Larry Carlton: Plays The Sound of Philadelphia (2011)
Regardless of context, guitarist Larry Carlton has built a reputation as one of the tastiest guitarists around, whether he's supporting singer/songwriter Joni Mitchell, jazz/pop hybrid Steely Dan or soulful jazz/funksters The Crusaders. His own records, while always accessibleat times, crossing the line into smooth jazz territorydemonstrate a distinctive blend of sweet and gritty tone, bluesy soulfulness, and plenty of jazz chops, often surfacing in the most unexpected places. Live in Tokyo With Special Guest Robben Ford (335 Records, 2009), was harder-hitting than usual, suggesting that though Carlton (and Ford) chooses easier-on-the-ears contexts, he never sacrifices the core qualities that make him worth scoping out.
Plays the Sound of Philadelphia is Carlton's homage to the songwriting team of Kenny Gamble and Leon Huff, who were responsible for a seemingly endless string of soul/R&B hits in the 1960s and '70s. The songwriting/production duo, responsible for massive hits by artists including The O'Jays ("Backstabber"), Jerry Butler ("Only the Strong Survive"), Harold Melvin & The Blue Notes ("If You Don't Know Me By Now") and Joe Simon ("Drownin' in the Sea of Love"), built a sound that, ultimately, became directly associated with the town they called home.
Rather than taking these iconic songs and stretching them out for extended soloing, Carlton keeps them shortradio-friendly, and single-length, just as they were back in the day. A couple of background vocalists deliver familiar choruses throughout as a backdrop for Carlton's ever-perfect tonal and melodic choices, and Bill Labounty sings lead on a couple tunes, including the bright "Drowning in the Sea of Love" and anthemic "Only the Strong Survive," these reverent arrangements never stretching far from their original sources.
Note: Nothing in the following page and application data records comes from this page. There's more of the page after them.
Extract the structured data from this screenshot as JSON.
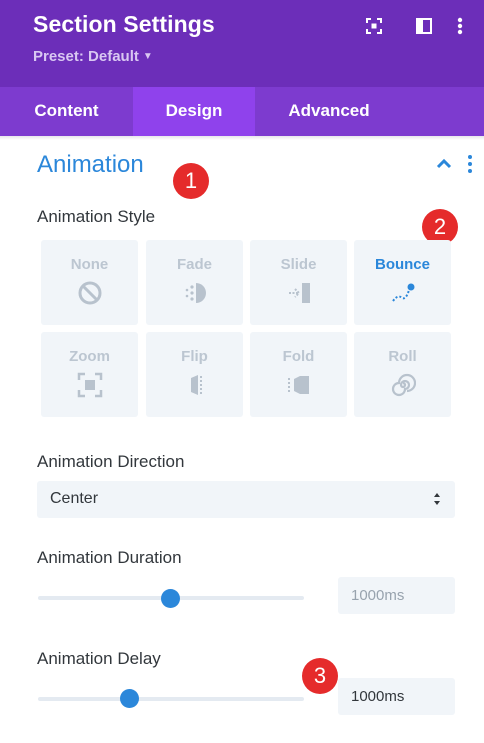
{
  "header": {
    "title": "Section Settings",
    "preset": "Preset: Default",
    "icons": [
      "focus-icon",
      "split-view-icon",
      "more-vertical-icon"
    ],
    "background": "#6c2eb9"
  },
  "tabs": [
    {
      "label": "Content",
      "active": false
    },
    {
      "label": "Design",
      "active": true
    },
    {
      "label": "Advanced",
      "active": false
    }
  ],
  "section": {
    "title": "Animation",
    "accent": "#2b87da"
  },
  "badges": [
    "1",
    "2",
    "3"
  ],
  "animation_style": {
    "label": "Animation Style",
    "options": [
      {
        "label": "None",
        "icon": "none-icon",
        "selected": false
      },
      {
        "label": "Fade",
        "icon": "fade-icon",
        "selected": false
      },
      {
        "label": "Slide",
        "icon": "slide-icon",
        "selected": false
      },
      {
        "label": "Bounce",
        "icon": "bounce-icon",
        "selected": true
      },
      {
        "label": "Zoom",
        "icon": "zoom-icon",
        "selected": false
      },
      {
        "label": "Flip",
        "icon": "flip-icon",
        "selected": false
      },
      {
        "label": "Fold",
        "icon": "fold-icon",
        "selected": false
      },
      {
        "label": "Roll",
        "icon": "roll-icon",
        "selected": false
      }
    ]
  },
  "animation_direction": {
    "label": "Animation Direction",
    "value": "Center"
  },
  "animation_duration": {
    "label": "Animation Duration",
    "value": "1000ms"
  },
  "animation_delay": {
    "label": "Animation Delay",
    "value": "1000ms"
  }
}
Six horns drives a five-piece rhythm section that includes, along with pianist/arranger Tony DeSare, Late Show with David Letterman stalwart, Paul Shaffer, on organ.
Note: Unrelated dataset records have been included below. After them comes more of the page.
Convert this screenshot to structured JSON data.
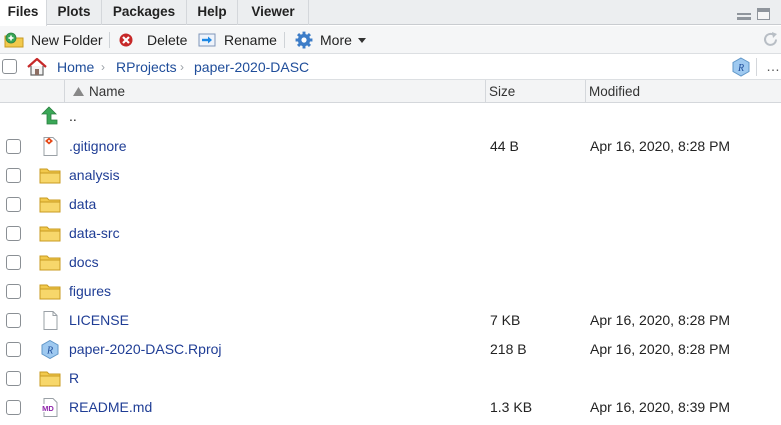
{
  "tabs": [
    {
      "label": "Files",
      "active": true
    },
    {
      "label": "Plots"
    },
    {
      "label": "Packages"
    },
    {
      "label": "Help"
    },
    {
      "label": "Viewer"
    }
  ],
  "toolbar": {
    "new_folder": "New Folder",
    "delete": "Delete",
    "rename": "Rename",
    "more": "More"
  },
  "breadcrumb": [
    "Home",
    "RProjects",
    "paper-2020-DASC"
  ],
  "columns": {
    "name": "Name",
    "size": "Size",
    "modified": "Modified"
  },
  "parent_dir": "..",
  "files": [
    {
      "name": ".gitignore",
      "type": "gitignore",
      "size": "44 B",
      "modified": "Apr 16, 2020, 8:28 PM"
    },
    {
      "name": "analysis",
      "type": "folder",
      "size": "",
      "modified": ""
    },
    {
      "name": "data",
      "type": "folder",
      "size": "",
      "modified": ""
    },
    {
      "name": "data-src",
      "type": "folder",
      "size": "",
      "modified": ""
    },
    {
      "name": "docs",
      "type": "folder",
      "size": "",
      "modified": ""
    },
    {
      "name": "figures",
      "type": "folder",
      "size": "",
      "modified": ""
    },
    {
      "name": "LICENSE",
      "type": "file",
      "size": "7 KB",
      "modified": "Apr 16, 2020, 8:28 PM"
    },
    {
      "name": "paper-2020-DASC.Rproj",
      "type": "rproj",
      "size": "218 B",
      "modified": "Apr 16, 2020, 8:28 PM"
    },
    {
      "name": "R",
      "type": "folder",
      "size": "",
      "modified": ""
    },
    {
      "name": "README.md",
      "type": "markdown",
      "size": "1.3 KB",
      "modified": "Apr 16, 2020, 8:39 PM"
    }
  ],
  "icons": {
    "folder": "folder-icon",
    "file": "file-icon",
    "gitignore": "git-file-icon",
    "rproj": "rproj-icon",
    "markdown": "markdown-icon"
  },
  "colors": {
    "link": "#1f3d95",
    "folder": "#f2c94c",
    "accent_green": "#3aa757"
  }
}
But, at the end of the day, with a collection of songs near-Jungian in their familiarity, and terrific charts from DeSare and trumpeter Steve Guttman, it's Carlton's visceral tone and ability to get to the heart of each song in an unfailingly personal way that make this 11-song set, at just under forty minutes, a thoroughly appealing look back, for those who miss the days when The Sound of Philadelphia ruled the airwaves. All the while, Carlton's broader harmonic knowledge bolsters his chordal work on "Could It Be I'm Falling in Love"his warm, clean tone and octave-style playing clearly referencing Wes Montgomerywhile at the end of the more up-tempo "Back Stabber," Carlton combines bluesy bends with the barest hint of bebop sensibility.
And that's the beauty of Plays The Sound of Philadelphia, which also comes with a bonus "Making of" DVD. As much as this fits more in the adult contemporary category than jazz, Carlton peppers the session with plenty of markers that make clear his jazz roots remain an undercurrent beneath everything to which he sets his mind. It may not be edgy or forward-thinking, but it grooves to its sources with plenty of booty-shaking soul, all the while providing the ever-tasteful Carlton with plenty of room to deliver. And deliver he does, from start to finish.
Track Listing: CD: Could It Be Like Falling In Love; Back Stabbers; If You Don't Know Me By Now; Drownin' in the Sea of Love; I'll Be Around; You Make Me Feel Brand New; Bad Luck; Never Give You Up; Mama Can't Buy You Love; Only the Strong Survive; Might Love. DVD: The Making of The Sound of Philadelphia feature.
Personnel: Larry Carlton: guitar; Tony Desare: piano; Paul Shaffer: organ; Tommy Byrnes: rhythm guitar; Christopher Li'Nard Jackson: bass; Andrea Valentini: drums; Vic Stevens: percussion; Bill Labounty: vocals; Carla Benson: background vocals; Charlene Holloway: background vocals; Mark Douthit: saxophone; Darcy Hepner: baritone saxophone; Steve Guttman: first trumpet; Nick Marchione: trumpet; Dale Kirkland: trombone; Chris Komer: French horn.